Ravin’ Bees and a lot of Gin
The storms have begun and thankfully, we weren’t caught out, floating around on some hefty hollowed-out tree trunks near Mozambique (as we had planned). Plenty has however, been blown off in Nkata Bay. Many flimsy roofs (most of them thatched or corrugated aluminium), boats have been battered and businesses are now busy cleaning and sweeping out debris after violent winds stirred the rains in the Nkata Bay cauldron. It isn’t uncommon at the start of the rains.
Returning to the town for what should be a recharge and a couple of days of meeting, greeting, eating, drinking, and some proper hobnobbing is more frustratingly, a blustery, hectic shock. Some might argue that that is always the case in Nkata Bay, even without the storms.
Following the usual storms around November/December, Nkata Bay is now more frenzied than normal. As an international port; goods and people come and go from across the lake and the hive of activity when the Ilala visits is intense. The harbour now resembles a rave in a beehive with the neighbouring ants nest as guests. The town throws out music on ever street corner, people bustle around, hurrying from one place to another, shouting to each other in the four or five “localised” languages which are used here, plus English and the occasional other European twang. The smells and colours that fill the air are a (wonderfully abrasive) invasion of the senses. The stench that always saddles up inside the nostrils – about as welcome as a vegan at a barbecue in Texas – is the soaking reek of the cassava root before it’s dried. Even though it’ is required to wash away toxins, there isn’t a pleasant way to describe it. The smell makes the throat convulse and I’m afraid to burp. I can only imagine the aroma similar to cat vomit after it has been forgotten about behind the sofa for a fortnight.
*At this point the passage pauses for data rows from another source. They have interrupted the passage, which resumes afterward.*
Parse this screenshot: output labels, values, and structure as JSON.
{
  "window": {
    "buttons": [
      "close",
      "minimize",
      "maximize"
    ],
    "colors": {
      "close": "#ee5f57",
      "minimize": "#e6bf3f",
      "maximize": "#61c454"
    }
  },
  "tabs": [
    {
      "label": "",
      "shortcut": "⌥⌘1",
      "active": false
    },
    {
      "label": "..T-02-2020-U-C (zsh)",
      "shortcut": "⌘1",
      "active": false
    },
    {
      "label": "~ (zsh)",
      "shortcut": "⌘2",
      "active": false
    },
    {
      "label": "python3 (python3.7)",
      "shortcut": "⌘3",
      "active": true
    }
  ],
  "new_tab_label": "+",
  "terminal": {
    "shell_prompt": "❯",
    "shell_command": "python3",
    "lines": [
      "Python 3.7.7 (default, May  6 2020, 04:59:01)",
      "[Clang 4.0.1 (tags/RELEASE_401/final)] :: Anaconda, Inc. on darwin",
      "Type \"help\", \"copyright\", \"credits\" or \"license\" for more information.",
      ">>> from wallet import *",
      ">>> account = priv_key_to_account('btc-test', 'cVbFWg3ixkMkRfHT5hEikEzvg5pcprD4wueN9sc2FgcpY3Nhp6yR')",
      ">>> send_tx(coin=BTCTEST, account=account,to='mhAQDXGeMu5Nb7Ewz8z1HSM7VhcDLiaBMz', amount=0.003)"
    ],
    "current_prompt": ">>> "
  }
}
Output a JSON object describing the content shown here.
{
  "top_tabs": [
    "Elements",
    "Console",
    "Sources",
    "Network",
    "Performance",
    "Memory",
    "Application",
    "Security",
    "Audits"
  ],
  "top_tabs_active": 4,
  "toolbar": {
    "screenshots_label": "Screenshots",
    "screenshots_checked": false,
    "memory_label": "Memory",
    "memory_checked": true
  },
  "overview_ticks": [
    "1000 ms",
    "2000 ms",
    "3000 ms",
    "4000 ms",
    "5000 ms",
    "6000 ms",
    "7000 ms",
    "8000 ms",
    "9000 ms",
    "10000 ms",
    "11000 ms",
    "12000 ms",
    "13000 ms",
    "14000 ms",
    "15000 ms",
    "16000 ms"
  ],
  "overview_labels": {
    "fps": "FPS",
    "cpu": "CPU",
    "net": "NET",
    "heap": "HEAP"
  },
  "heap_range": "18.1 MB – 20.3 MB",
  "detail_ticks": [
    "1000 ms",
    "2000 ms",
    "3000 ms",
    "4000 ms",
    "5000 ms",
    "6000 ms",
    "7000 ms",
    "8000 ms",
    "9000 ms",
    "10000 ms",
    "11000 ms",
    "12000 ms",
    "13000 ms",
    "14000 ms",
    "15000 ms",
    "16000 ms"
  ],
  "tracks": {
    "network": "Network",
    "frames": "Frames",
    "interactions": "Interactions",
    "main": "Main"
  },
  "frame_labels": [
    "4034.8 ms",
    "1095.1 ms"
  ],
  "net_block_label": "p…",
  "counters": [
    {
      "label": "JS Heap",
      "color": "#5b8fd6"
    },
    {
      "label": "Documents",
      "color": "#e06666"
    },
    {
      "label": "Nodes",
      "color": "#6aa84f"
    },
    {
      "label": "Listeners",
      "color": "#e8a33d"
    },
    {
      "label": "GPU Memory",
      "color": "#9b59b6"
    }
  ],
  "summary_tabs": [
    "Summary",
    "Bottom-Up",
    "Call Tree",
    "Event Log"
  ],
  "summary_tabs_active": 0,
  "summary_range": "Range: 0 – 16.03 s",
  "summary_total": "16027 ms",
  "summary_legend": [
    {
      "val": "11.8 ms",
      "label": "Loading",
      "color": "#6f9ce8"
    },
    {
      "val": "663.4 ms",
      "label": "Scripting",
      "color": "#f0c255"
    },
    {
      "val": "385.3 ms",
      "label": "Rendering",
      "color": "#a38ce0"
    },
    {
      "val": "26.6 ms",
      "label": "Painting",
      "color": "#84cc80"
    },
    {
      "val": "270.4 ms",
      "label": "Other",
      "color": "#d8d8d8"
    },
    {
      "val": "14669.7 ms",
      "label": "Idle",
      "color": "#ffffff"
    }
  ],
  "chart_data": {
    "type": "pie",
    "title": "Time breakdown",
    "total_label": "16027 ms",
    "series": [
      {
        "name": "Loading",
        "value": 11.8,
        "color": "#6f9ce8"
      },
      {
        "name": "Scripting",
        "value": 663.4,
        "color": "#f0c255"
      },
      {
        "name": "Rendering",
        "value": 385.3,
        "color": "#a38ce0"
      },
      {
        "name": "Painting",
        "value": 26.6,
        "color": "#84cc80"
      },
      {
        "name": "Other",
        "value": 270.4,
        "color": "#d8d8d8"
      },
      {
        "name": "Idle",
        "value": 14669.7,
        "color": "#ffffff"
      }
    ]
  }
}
It vents pure acridity. It’s just all a bit much. We find a quite corner and numerous gin and tonics to deal with it all.
As usual, plans change. Bjorn and I are heading back to Ruarwe. I’m banking on some peace and quiet to study the multiple projects that we seem to have conjured up and after Nkata Bay, Zulunkhuni River Lodge is the best place for us to find some solace.
Sadly though, following the storm and after sheltering much of the night in Aqua Africa (diving school’s) kitchen as the rains came down sideways, we’ve missed the boat. It had absolutely nothing to do with the many gins or the tonics! Honestly…
Yesterday, our belongings were at the time, conveniently and safely locked away but now we can’t gain access. We’re in limbo while we wait for the key. It looks like we have another three days in “Tortuga” until we can try again on the Ilala. Just enough time to talk to the wood carving guys to start making my new chess set!
On a positive note, the rains are a refreshing change. After the long months of super-heat and the recent slap of humidity; there’s a cooling respite to the hectic steam room. It’s the first day I have worn anything more than a t-shirt and another reason why there is more activity everywhere (because it’s cool, not because people feel safer to come out now that I have more clothes on).
A few days later I wake up in Ruarwe and the rains have disappeared. It’s hotter than molten cheese on the inside of a toastie and the sauna-sweats are a 24/7 constant. It isn’t unusual to find me in the lake in the middle of the night. Obviously you can’t see if there are crocs around….but it would be extremely odd if they were here. It’s just too steamy to ly in bed and the only thing you can do is stride out into the lake to cool off one’s white bits. Turns out full moons are pretty common at the moment…